Conclusions Despite the controversy, the majority of countries have registered EC dedicated products, have included EC in national guidelines for family planning or sexual violence or both, and have made it available in public services, in NGOs clinics, through social marketing, or in pharmacies. However, important obstacles still remain. Efforts in the future should be focused on implementing laws, policies, programmes, and guidelines that ensure easier access to EC, especially for adolescents, poor women, and women who have suffered rape. Advocacy for non-prescription sales, and for availability of a dedicated product free of charge or at low cost in public health services, should continue. Priorities are information to policymakers and training of healthcare providers, pharmacists, and teachers. Soledad Díaz, MD, and Veronica Schiappacasse, RN, are at Instituto Chileno de Medicina Reproductiva (ICMER), José Ramón Gutiérrez 295, Depto. 3. Correo 22- Casilla 96, Santiago, Chile. E-mail: sdiaz@

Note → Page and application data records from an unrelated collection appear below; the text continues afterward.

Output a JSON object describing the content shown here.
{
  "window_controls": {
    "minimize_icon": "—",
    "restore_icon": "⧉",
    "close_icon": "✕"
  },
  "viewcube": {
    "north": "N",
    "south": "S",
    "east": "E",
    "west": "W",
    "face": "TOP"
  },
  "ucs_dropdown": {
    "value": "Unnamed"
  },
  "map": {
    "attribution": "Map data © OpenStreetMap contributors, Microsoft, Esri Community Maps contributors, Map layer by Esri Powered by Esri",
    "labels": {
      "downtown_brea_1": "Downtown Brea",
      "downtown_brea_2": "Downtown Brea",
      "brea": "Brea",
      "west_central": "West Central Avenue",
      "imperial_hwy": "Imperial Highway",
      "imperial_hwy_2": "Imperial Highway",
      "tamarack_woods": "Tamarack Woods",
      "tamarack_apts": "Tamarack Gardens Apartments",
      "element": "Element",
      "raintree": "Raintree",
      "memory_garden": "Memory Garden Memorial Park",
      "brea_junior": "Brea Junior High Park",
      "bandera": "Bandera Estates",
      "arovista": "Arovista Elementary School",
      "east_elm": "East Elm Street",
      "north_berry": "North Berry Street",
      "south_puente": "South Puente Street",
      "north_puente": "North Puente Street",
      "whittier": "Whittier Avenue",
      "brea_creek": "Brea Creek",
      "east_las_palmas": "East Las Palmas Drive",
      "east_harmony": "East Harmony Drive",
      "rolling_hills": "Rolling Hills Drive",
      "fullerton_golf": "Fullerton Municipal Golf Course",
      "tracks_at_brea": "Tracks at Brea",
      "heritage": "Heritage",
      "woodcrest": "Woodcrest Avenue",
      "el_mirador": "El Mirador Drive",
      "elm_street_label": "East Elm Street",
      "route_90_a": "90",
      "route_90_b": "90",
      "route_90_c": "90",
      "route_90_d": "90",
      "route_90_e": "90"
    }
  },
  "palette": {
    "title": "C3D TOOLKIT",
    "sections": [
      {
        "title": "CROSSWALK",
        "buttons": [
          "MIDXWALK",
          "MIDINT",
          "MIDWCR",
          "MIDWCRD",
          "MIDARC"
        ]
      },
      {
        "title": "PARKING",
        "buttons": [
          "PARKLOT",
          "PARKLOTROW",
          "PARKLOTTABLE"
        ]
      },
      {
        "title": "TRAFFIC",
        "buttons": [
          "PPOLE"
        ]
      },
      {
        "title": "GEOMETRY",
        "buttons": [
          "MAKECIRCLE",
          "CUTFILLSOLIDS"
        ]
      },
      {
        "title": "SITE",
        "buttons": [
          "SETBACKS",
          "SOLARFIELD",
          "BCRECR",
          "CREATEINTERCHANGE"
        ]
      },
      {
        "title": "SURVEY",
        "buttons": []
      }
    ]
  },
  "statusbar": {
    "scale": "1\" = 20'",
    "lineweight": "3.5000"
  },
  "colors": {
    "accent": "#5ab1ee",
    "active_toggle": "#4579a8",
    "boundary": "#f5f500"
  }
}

References 1. International Consortium for Emergency Contraception. EC status and availability ( php), and Latin American Consortium for Emergency Contraception. EC Status in Latin American and the Caribbean ( Mecanismos%20de%20Accion/cuadro_resu_nov05.doc) 2. Schiappacasse V, Díaz S. Access to emergency contraception. Int J Gynecol Obstet 2006; 94:301-09

tel fax

+44 (0)20 7939 8200 +44 (0)20 7939 8300

web email